EXERCISE:
Lines in the listing below that include the word "scritti" need to be copied.

##### EXTRACTED ENTRIES #####

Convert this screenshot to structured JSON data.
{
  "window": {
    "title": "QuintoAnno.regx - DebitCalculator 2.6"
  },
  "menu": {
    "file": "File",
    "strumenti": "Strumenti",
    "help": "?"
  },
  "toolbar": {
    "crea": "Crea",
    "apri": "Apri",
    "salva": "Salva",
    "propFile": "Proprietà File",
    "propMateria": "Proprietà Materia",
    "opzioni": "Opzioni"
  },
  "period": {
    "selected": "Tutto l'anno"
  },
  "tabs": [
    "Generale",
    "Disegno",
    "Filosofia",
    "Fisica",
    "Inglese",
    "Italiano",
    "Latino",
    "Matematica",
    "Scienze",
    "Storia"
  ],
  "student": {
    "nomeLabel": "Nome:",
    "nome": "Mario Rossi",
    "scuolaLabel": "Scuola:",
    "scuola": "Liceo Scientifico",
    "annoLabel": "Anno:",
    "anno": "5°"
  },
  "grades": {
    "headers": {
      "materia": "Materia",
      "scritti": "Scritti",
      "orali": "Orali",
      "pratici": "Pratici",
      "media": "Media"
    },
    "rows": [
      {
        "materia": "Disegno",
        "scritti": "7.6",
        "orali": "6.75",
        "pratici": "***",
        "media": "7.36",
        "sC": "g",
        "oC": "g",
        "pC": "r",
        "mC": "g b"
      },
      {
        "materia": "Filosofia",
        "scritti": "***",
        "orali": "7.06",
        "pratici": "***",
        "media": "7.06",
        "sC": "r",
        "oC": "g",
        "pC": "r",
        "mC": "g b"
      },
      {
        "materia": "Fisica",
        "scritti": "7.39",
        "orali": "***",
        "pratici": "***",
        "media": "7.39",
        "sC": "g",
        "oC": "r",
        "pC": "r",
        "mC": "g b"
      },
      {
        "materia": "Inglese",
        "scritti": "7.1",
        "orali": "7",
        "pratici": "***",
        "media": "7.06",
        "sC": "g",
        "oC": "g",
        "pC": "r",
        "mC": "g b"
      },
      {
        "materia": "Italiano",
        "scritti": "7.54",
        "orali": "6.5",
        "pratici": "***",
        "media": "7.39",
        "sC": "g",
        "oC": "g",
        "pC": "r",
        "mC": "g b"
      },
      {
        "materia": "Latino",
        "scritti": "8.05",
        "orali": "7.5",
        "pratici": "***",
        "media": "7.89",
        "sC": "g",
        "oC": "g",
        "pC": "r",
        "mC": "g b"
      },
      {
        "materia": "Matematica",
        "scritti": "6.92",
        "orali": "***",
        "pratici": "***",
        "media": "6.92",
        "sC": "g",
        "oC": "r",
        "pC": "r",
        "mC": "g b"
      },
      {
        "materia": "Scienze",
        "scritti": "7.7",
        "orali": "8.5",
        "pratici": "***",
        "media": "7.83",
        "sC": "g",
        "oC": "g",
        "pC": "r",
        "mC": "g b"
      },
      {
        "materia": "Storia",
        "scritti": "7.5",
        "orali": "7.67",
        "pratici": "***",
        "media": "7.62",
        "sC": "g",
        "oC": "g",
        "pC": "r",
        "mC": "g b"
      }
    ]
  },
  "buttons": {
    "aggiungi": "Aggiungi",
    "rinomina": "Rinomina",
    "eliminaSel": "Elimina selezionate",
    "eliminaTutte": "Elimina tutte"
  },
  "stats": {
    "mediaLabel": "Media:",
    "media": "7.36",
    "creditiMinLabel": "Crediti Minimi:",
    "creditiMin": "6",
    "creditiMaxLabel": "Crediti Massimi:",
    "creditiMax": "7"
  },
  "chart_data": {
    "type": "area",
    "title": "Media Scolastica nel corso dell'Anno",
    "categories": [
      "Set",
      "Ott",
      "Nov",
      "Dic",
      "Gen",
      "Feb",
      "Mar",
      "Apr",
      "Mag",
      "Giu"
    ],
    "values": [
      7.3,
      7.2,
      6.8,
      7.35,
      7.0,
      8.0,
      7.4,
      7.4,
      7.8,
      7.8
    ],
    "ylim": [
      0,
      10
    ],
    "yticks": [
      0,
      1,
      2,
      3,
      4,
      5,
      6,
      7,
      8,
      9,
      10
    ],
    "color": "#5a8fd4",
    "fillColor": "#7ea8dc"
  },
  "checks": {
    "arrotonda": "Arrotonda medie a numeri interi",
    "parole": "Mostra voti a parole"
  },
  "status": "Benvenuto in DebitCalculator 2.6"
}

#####

SOLUTION:
      "scritti": "Scritti",
        "scritti": "7.6",
        "scritti": "***",
        "scritti": "7.39",
        "scritti": "7.1",
        "scritti": "7.54",
        "scritti": "8.05",
        "scritti": "6.92",
        "scritti": "7.7",
        "scritti": "7.5",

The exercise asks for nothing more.